▼▼▼

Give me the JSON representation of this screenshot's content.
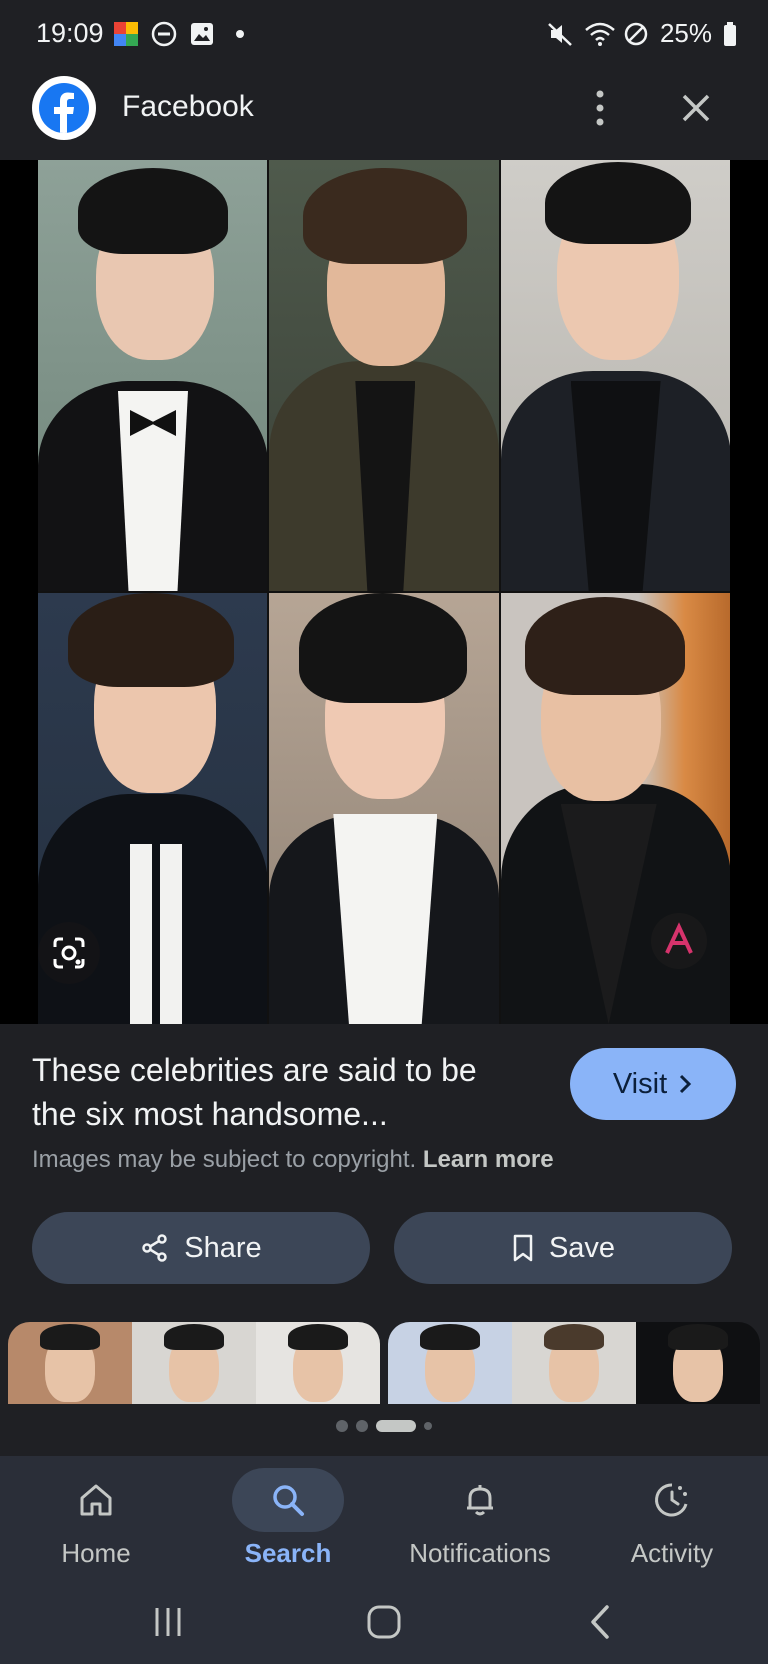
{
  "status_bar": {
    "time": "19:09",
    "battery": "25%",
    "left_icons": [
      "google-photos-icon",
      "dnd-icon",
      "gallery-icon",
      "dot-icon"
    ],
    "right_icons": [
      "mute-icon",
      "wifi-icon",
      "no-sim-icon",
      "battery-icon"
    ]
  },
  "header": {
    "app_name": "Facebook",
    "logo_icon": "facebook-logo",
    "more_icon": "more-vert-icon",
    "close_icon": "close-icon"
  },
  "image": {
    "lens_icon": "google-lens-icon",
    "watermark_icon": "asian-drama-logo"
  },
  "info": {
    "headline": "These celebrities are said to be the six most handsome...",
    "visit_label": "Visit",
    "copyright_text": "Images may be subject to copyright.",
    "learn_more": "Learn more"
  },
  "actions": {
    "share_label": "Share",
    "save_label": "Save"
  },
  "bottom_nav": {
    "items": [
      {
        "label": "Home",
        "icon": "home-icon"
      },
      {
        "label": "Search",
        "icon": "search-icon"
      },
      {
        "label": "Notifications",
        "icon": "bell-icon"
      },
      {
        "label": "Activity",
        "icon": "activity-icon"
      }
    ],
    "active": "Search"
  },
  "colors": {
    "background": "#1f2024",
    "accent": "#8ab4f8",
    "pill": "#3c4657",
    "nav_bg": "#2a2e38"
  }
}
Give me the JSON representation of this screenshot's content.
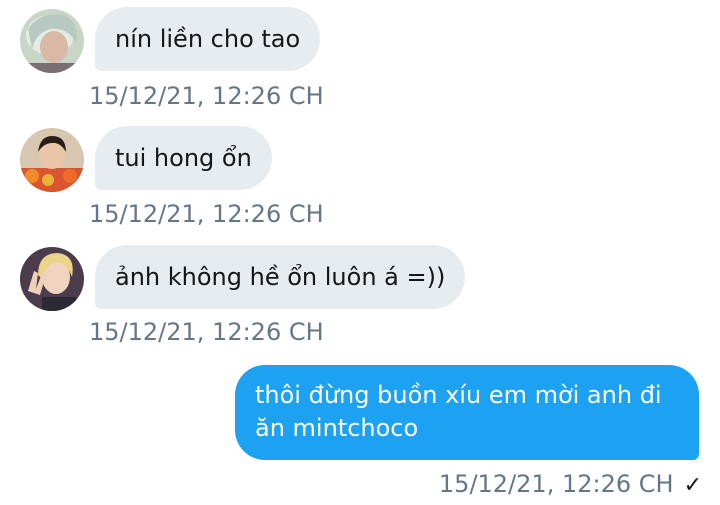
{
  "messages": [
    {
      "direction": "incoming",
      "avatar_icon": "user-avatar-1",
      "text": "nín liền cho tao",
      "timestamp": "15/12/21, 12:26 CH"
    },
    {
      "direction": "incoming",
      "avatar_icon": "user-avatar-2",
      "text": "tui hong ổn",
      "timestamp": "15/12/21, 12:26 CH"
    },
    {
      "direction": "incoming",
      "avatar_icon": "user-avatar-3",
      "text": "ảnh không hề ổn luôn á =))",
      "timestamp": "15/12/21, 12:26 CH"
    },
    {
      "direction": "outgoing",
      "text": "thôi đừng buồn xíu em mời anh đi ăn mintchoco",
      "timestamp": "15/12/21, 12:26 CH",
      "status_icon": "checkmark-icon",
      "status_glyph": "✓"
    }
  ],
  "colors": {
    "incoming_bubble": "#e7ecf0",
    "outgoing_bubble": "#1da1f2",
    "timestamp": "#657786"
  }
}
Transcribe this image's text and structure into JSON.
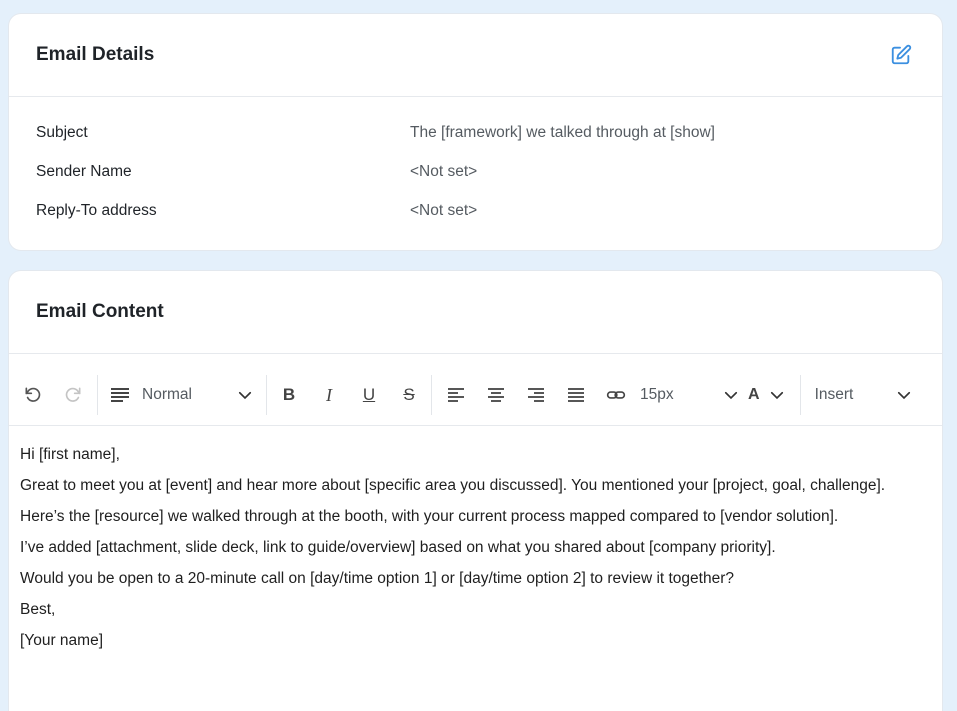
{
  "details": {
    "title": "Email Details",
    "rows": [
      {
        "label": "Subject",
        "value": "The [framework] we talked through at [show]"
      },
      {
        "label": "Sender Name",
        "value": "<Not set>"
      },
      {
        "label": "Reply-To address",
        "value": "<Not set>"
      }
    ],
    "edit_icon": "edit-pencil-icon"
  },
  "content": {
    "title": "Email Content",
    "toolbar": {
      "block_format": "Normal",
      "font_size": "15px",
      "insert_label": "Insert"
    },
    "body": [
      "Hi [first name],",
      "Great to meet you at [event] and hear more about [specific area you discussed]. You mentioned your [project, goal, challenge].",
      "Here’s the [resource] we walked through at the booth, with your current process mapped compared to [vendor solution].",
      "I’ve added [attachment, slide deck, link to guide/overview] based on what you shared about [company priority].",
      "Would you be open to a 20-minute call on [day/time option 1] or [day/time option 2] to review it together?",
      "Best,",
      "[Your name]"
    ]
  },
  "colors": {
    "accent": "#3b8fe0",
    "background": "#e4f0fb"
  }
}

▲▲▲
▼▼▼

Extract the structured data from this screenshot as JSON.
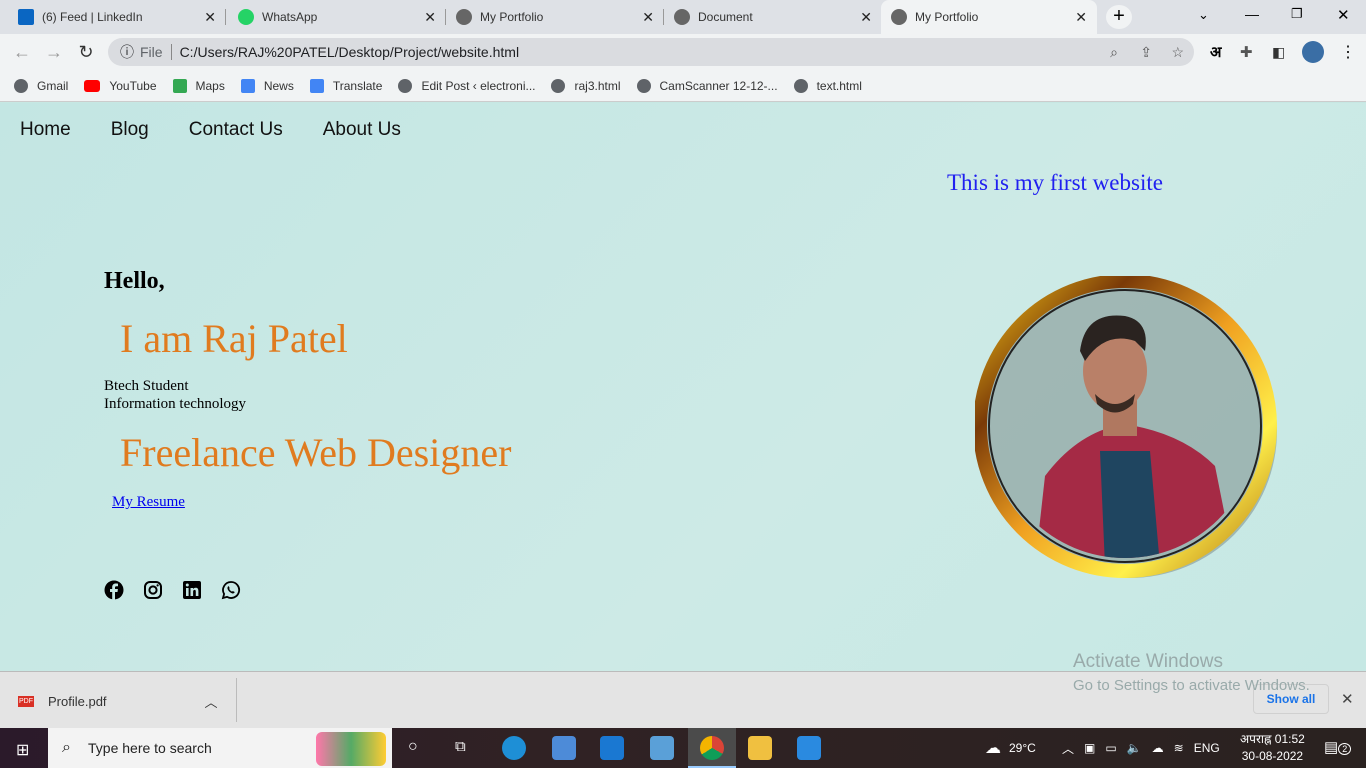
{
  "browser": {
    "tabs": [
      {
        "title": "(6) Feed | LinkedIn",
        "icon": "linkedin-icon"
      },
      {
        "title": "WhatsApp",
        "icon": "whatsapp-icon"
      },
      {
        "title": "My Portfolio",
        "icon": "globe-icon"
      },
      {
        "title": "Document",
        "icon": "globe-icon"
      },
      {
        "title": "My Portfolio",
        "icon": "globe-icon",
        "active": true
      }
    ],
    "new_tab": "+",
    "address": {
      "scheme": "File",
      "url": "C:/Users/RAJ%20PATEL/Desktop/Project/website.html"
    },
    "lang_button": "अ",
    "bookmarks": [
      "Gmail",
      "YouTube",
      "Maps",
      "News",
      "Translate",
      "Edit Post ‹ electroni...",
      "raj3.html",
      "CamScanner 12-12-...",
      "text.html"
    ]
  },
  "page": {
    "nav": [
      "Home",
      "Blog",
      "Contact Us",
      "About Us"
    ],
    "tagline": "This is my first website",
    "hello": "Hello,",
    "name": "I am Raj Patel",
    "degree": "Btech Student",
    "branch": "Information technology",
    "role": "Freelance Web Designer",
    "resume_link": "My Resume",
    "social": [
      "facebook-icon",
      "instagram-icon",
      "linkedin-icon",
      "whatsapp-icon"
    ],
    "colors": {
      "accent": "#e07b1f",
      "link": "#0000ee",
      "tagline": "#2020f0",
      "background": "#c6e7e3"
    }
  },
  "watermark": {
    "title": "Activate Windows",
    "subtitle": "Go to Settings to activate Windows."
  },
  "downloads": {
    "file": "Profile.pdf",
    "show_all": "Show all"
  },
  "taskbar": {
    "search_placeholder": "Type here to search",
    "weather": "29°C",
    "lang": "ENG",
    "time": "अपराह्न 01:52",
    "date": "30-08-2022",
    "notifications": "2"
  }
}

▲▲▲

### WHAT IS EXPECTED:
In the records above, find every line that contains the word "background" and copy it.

### RESPONSE AREA:
    "background": "#1f2024",
    "background": "#e4f0fb"
      "background": "#c6e7e3"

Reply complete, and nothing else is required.